Going nuclear?
North Korea has fired a missile over northern Japan. Japanese Prime Minister Shinzo Abe has called this an “unprecedented” threat to his country. In July 2017, North Korea successfully..

North Korea has fired a missile over northern Japan.

Japanese Prime Minister Shinzo Abe has called this an “unprecedented” threat to his country.


In July 2017, North Korea successfully test launched two intercontinental ballistic missiles (ICBM). The state media announced that the first ICBM, which was launched on July 3rd, was a “gift” to America. At the time, experts said that this ICBM could reach Alaska. The second one can reportedly reach a number of cities in the US including Boston and New York.

After North Korea test launched a second ICBM, the UN Security Council unanimously imposed fresh sanctions on the country. These sanctions could significantly hurt North Korea’s $3 billion annual export revenue.

Additionally, in August, North Korea fired three short-range ballistic missiles into the sea. Japan had convened an emergency National Security meeting to address the threats posed by North Korea’s tests as the missile that was tested on July 28th, 2017, may have landed on waters in Japan’s economic zone.

Relations between Japan and North Korea are strained. There are no formal relations established between the two nations. Before Korea was divided into two nations, it was occupied by Japan in 1910. In the final days of World War II, Soviet Union declared war on Japan and advanced towards Korea. The US fearing that the Soviets would take over all of Korea, requested it to cease its military actions. Thus, Seoul and the southern part of Korea came to be occupied by US forces.  By 1948, Korea had been divided into two factions. North Korea has harbored animosity towards Japan for the role it played in the invasion of the region before World War II.

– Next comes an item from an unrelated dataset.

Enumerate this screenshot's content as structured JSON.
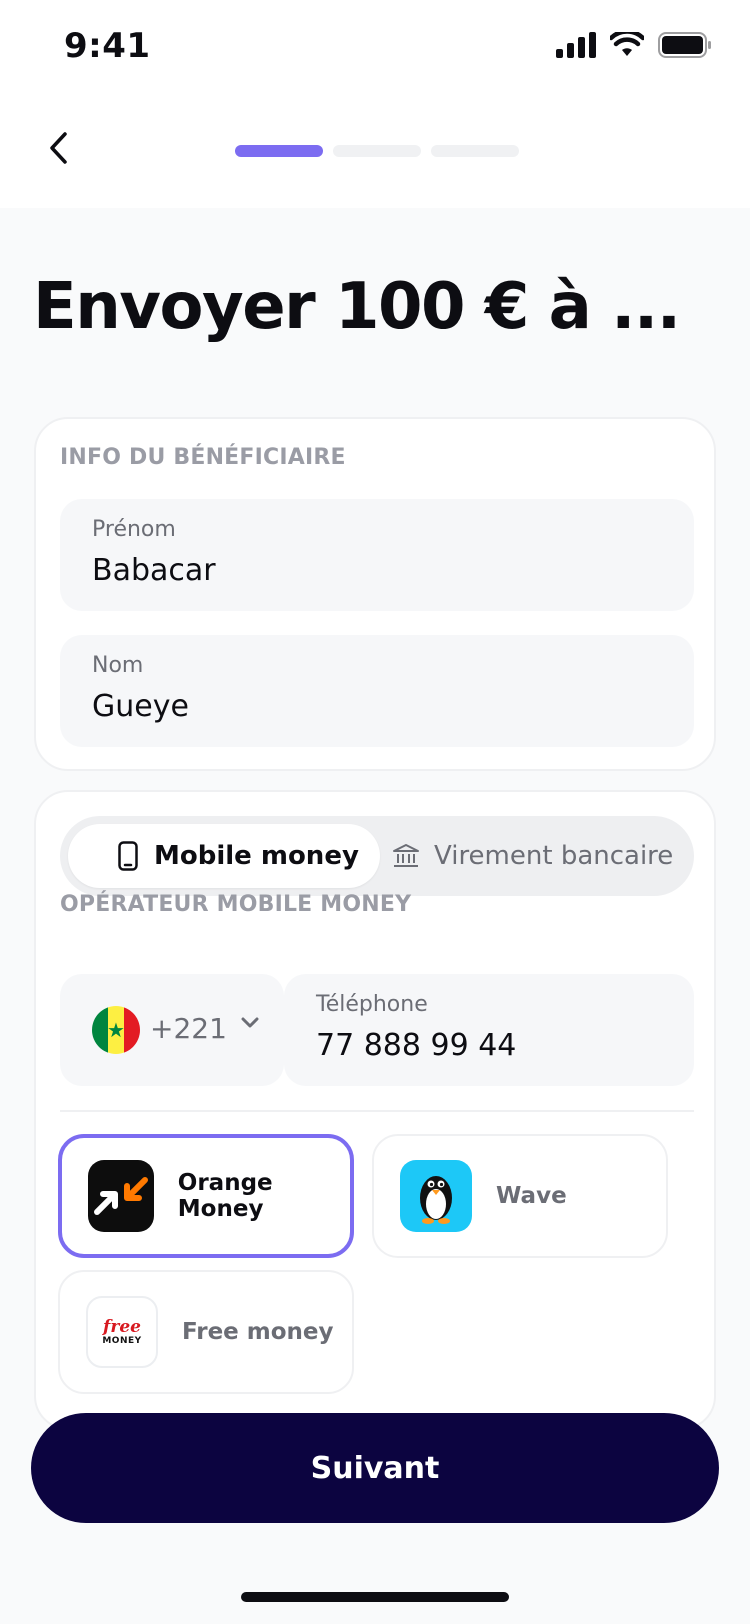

The latest missile was a Hwasong-12 rocket and flew over northern Japan, as confirmed by South Korea. The missile was fired from near the nation’s capital, Pyongyang. According to early analysis of the missile, it is reported to have flown a distance of more than 2,700km. It reached an altitude of about 550km. This is much lower than the missiles that have been previously tested by North Korea. It flew over Erimomoisaki on the Northern Island of Hokkaido before falling into the Pacific Ocean. It broke into three pieces and fell into North Pacific Ocean – 1,180km from the Japanese coast.

Japan issued a warning to its citizens when the missile passed to take cover in a “sturdy” building or basement. The missile was reportedly powerful enough to carry a nuclear warhead. Japanese Prime Minister Shinzo Abe called this development an “unprecedented” threat to the country. During a televised statement he noted, “North Korea  launched a ballistic missile which appears to have flown over Japan. We will immediately collect and analyse details and the government will take full steps to protect Japanese people's lives."

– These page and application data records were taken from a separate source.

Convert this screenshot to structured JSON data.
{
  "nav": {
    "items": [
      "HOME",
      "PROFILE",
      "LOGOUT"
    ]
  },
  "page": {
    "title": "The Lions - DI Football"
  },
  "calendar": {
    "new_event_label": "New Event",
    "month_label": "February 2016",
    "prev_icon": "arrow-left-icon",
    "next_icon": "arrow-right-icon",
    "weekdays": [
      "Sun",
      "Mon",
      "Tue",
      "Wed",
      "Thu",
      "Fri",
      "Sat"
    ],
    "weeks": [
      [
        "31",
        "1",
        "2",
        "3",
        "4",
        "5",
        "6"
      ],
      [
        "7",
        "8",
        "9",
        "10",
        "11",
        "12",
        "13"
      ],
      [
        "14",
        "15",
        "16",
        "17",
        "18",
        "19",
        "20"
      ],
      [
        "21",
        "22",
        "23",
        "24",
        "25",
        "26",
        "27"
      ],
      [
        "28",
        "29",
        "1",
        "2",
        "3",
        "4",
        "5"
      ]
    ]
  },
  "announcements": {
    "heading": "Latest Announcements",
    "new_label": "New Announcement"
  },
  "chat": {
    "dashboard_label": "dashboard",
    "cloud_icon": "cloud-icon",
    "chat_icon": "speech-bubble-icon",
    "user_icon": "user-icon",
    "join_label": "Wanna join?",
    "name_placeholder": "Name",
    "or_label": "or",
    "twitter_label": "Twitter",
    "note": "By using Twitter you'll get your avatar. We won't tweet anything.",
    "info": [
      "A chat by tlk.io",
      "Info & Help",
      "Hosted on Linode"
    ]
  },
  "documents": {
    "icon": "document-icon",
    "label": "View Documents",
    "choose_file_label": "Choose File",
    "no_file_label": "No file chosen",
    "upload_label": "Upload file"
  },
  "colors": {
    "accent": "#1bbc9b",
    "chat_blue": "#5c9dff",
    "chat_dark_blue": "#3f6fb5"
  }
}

Japan’s Chief Cabinet Secretary Yoshihide Suga added, “So far no fallen objects have been confirmed to have fallen inside Japanese territory. There is no report of damage to aircrafts and vessels.”

Japan and the US are currently taking part in joint training drills in Hokkaido. In addition, US and South Korea are also conducting joint military exercises.

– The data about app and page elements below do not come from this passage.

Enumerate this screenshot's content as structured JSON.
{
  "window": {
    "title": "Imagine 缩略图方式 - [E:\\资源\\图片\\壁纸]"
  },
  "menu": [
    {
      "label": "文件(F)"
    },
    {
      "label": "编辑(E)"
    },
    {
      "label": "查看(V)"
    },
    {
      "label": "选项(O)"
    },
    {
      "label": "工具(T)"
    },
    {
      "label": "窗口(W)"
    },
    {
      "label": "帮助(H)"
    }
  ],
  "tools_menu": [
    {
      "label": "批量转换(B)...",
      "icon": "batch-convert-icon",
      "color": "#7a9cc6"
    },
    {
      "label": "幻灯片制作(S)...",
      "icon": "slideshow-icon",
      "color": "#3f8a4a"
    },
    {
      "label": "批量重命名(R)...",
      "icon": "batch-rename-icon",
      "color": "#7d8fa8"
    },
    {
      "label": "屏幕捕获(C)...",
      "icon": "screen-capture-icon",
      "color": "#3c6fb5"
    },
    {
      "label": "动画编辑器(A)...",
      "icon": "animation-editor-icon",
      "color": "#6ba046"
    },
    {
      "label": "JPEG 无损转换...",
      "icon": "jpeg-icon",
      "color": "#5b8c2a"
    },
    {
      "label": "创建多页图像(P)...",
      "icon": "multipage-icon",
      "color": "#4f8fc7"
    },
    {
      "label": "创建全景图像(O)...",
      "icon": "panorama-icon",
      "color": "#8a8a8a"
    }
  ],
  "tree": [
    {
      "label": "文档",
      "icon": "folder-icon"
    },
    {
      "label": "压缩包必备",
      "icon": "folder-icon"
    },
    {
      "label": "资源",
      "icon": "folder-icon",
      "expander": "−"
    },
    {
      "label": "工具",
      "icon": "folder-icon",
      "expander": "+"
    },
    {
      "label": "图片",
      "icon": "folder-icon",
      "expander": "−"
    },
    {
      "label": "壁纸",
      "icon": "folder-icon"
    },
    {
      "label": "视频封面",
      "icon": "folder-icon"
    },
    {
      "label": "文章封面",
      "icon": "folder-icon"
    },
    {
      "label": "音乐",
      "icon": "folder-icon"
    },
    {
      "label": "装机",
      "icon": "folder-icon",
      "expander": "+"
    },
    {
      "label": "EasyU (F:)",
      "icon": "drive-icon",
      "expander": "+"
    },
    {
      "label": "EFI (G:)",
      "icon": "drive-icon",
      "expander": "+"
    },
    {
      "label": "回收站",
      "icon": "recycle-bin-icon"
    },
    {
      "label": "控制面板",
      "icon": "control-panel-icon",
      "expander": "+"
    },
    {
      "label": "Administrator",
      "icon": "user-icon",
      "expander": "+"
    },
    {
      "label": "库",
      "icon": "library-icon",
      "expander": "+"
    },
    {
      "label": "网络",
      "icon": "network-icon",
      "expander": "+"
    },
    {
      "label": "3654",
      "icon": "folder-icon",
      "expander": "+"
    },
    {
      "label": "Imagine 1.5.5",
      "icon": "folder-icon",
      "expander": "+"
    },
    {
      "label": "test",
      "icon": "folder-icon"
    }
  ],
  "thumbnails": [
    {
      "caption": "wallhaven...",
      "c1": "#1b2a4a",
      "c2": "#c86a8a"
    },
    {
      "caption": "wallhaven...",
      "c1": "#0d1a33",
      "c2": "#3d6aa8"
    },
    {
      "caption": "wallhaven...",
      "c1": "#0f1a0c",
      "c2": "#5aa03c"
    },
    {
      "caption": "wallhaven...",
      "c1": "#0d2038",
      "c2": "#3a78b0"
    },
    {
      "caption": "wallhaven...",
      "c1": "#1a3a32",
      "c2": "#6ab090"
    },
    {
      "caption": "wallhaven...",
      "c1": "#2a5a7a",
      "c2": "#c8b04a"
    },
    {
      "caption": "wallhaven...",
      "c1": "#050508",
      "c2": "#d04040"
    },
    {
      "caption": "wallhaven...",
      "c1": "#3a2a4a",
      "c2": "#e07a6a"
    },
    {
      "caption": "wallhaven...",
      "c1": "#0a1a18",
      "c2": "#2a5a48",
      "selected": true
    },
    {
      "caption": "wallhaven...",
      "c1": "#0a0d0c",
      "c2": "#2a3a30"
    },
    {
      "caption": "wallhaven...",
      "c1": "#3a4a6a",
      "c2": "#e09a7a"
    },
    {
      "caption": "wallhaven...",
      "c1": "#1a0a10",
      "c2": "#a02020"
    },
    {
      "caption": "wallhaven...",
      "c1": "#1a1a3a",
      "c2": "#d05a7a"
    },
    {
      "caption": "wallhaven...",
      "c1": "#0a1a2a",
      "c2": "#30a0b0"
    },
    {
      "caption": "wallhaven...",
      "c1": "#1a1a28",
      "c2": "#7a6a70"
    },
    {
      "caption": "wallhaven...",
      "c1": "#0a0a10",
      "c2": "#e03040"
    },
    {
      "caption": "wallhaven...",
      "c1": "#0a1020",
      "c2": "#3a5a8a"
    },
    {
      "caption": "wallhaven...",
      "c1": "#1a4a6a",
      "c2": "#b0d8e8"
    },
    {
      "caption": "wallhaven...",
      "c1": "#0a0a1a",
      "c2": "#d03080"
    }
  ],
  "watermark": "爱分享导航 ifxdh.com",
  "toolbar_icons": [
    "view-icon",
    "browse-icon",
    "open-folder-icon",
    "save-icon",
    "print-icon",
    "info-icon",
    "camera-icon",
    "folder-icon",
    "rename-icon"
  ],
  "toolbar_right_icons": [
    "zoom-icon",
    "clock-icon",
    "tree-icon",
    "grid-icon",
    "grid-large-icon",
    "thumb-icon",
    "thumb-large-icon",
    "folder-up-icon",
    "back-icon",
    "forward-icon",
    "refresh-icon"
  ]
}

Our assessment this demonstrates a new level of confidence by the North Koreans. It's for the first time that they have targeted a missile over Japan. In the past, they have tested missiles upwards on high trajectories and launched their satellites to the south to avoid firing missiles over Japan. It is also a message to the Americans that they can potentially strike Guam.  Kim Jong Un is definitely upping the ante and we feel that the Americans will have to go beyond the Trump’s rhetoric to deescalate the situation in the Korean Peninsula.